On Oct. 26, 2016, OSHA cited Nutrition Services for 25 serious and one other-than-serious violations following its July 2016 investigation. The agency has proposed penalties of $101,898.
“Two Nebraska workers have lost their lives in 2016 in the grain handling industry and far too many preventable fatalities and injuries continue to occur,” said Jeff Funke, OSHA’s area director in Omaha. “OSHA’s grain-handling standards address the numerous serious and life-threatening hazards commonly found in grain bins by training workers in these hazards and by following recommended safety procedures employers can prevent injuries.”
During its investigation, the agency found Nutrition Services failed to:
- Implement a confined space program, practice safe entry operations and train workers.
- Test atmospheric conditions in grain bins before allowing workers to enter.
- Remove accumulations of grain dust and potential initial sources, exposing workers to the risk of grain dust explosion.
- Guard live electrical parts.
- Implement procedures to prevent sudden machine start-up or unintentional operation, a process known as lockout/tagout.
- Install adequate machine guarding to avoid contact with moving parts.
- Perform preventative maintenance of equipment.
- Develop a hazard communication program to train workers about the presence and use of hazardous chemicals in the facility.
- Guard floor openings to prevent falls.
- Train workers on grain handling hazards.
The company has 15 business days from receipt of its citations and penalties to comply, request an informal conference with OSHA’s area director, or contest the findings before the independent Occupational Safety and Health Review Commission.
To ask questions, obtain compliance assistance, file a complaint, or report amputations, eye loss, workplace hospitalizations, fatalities or situations posing imminent danger to workers, the public should call OSHA’s
toll-free hotline at 800-321-OSHA (6742) or the agency’s Omaha Area Office at 402-553-0171.
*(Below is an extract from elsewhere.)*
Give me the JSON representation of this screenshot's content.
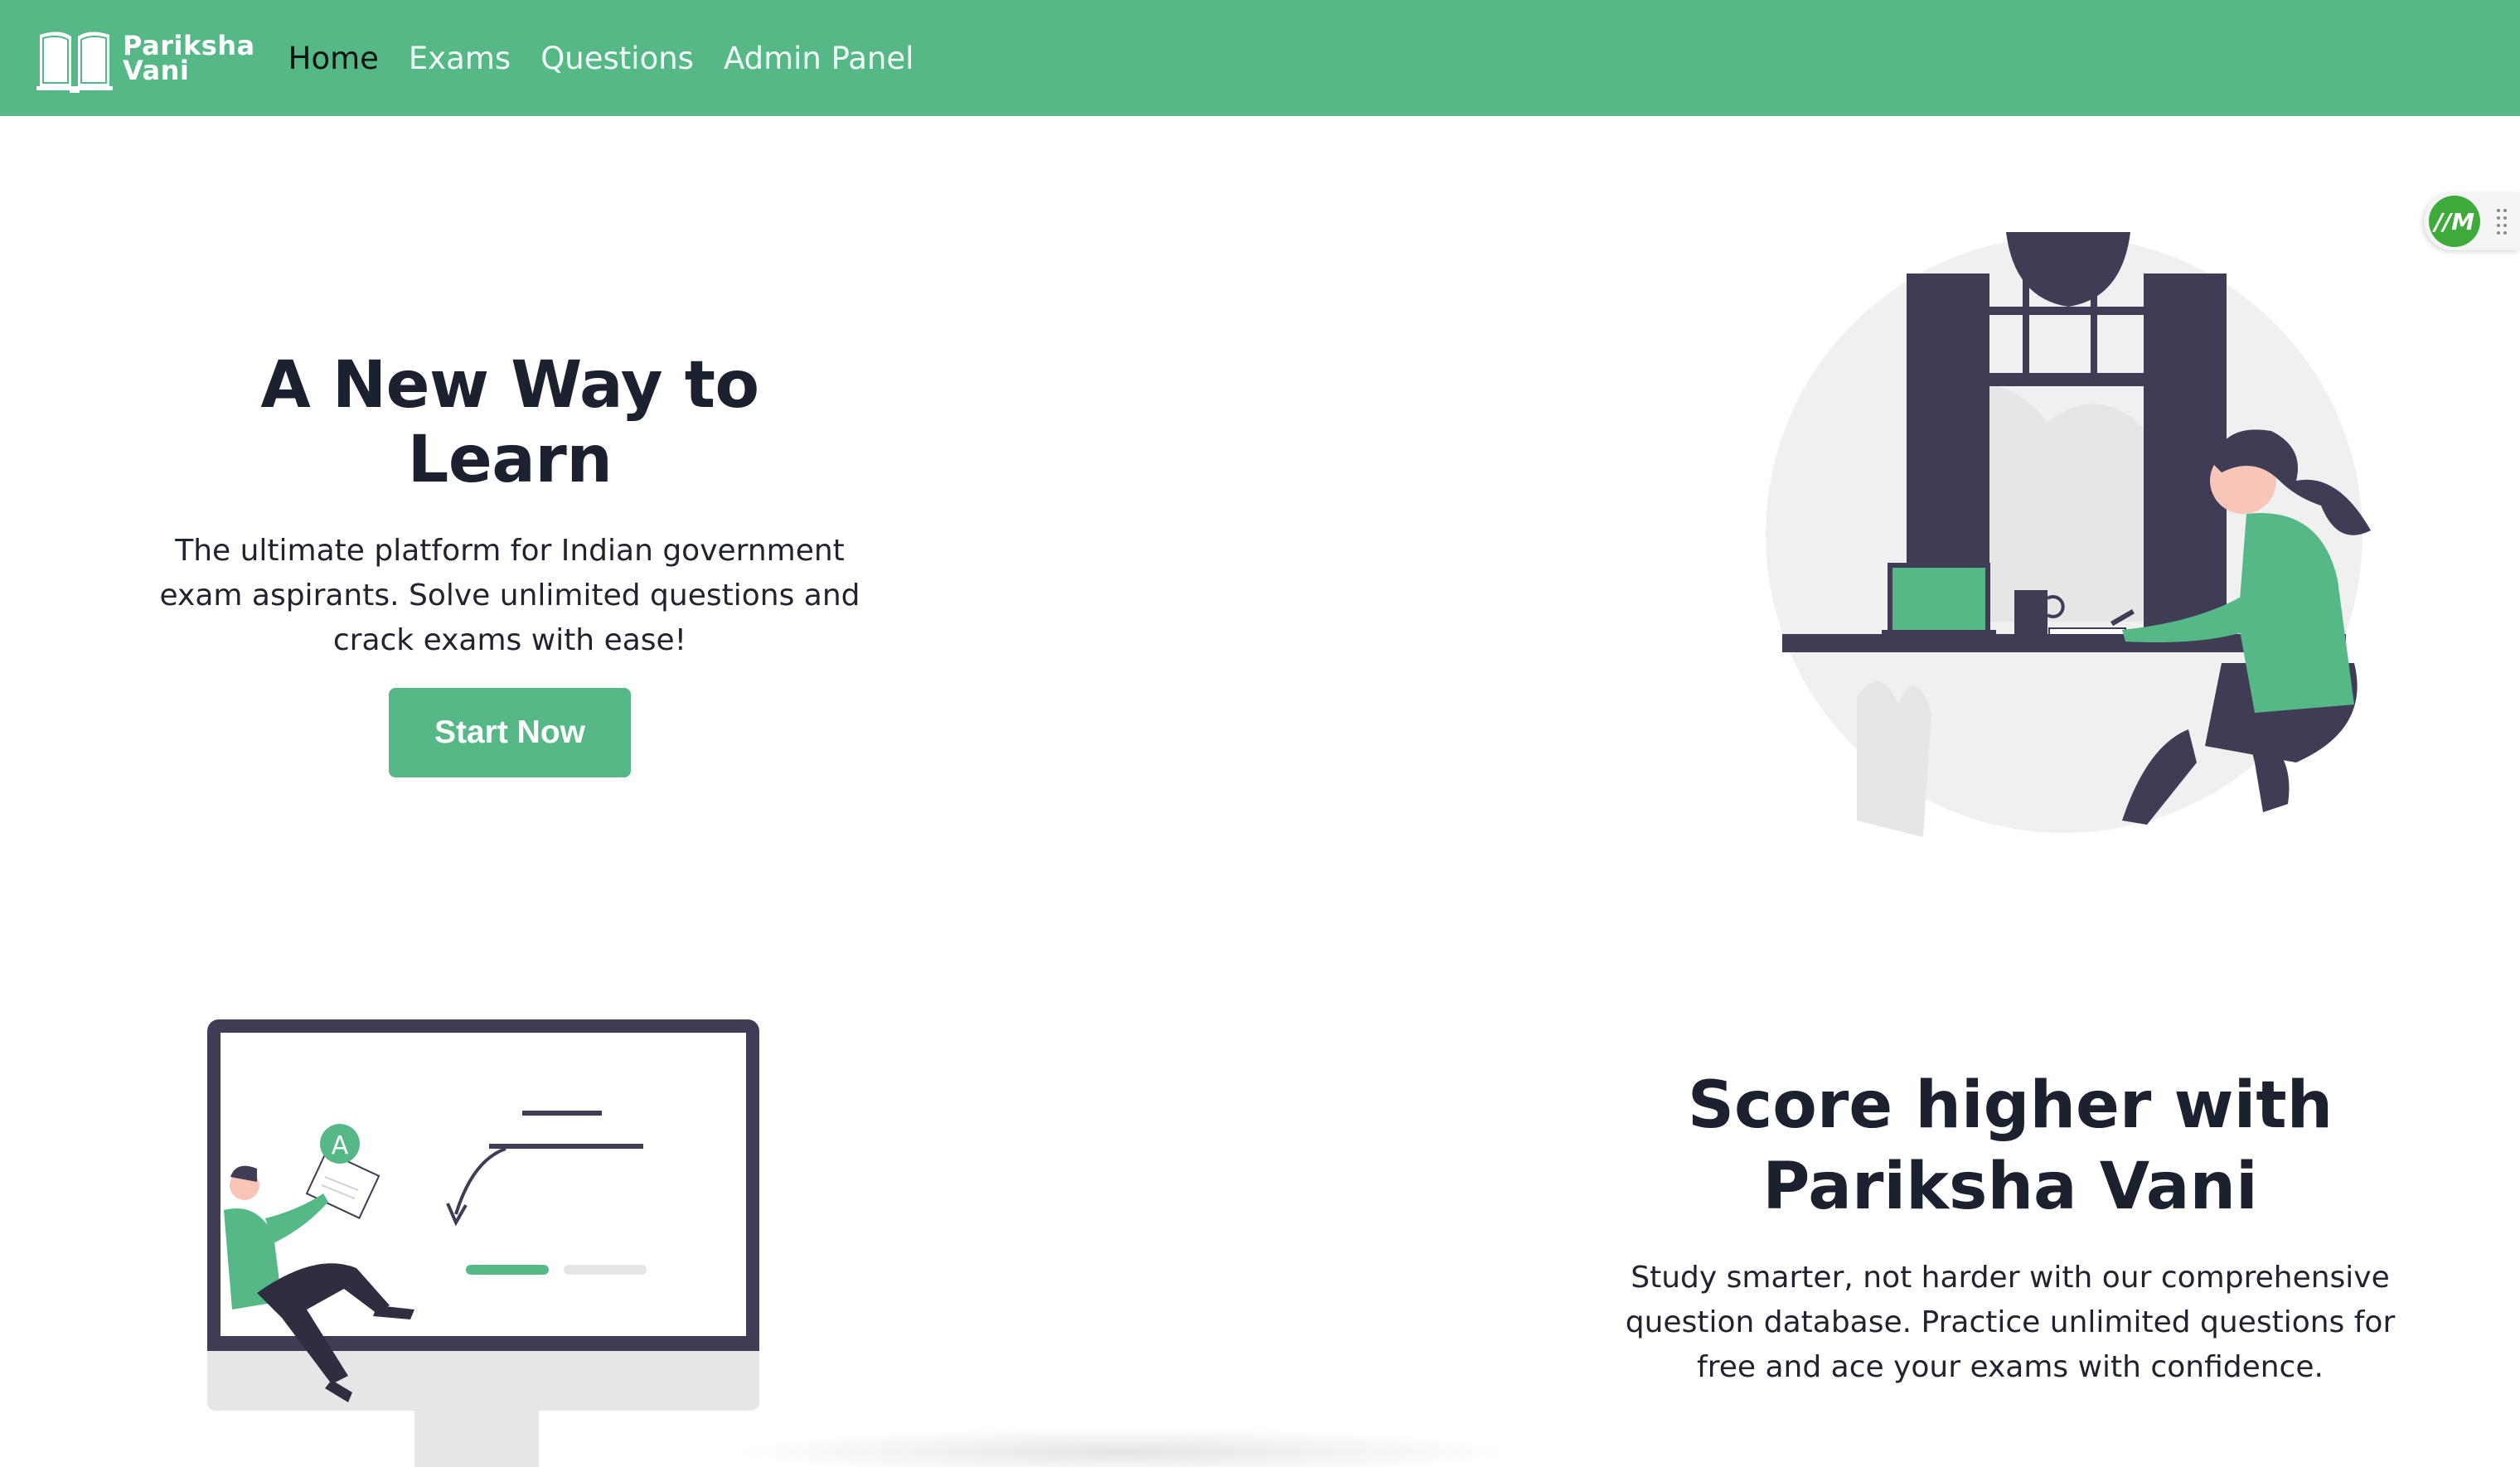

Under the Occupational Safety and Health Act of 1970, employers are responsible for providing safe and healthful workplaces for their employees. OSHA’s role is to ensure these conditions for America’s working men and women by setting and enforcing standards, and providing training, education and assistance. For more information, visit http://www.osha.gov.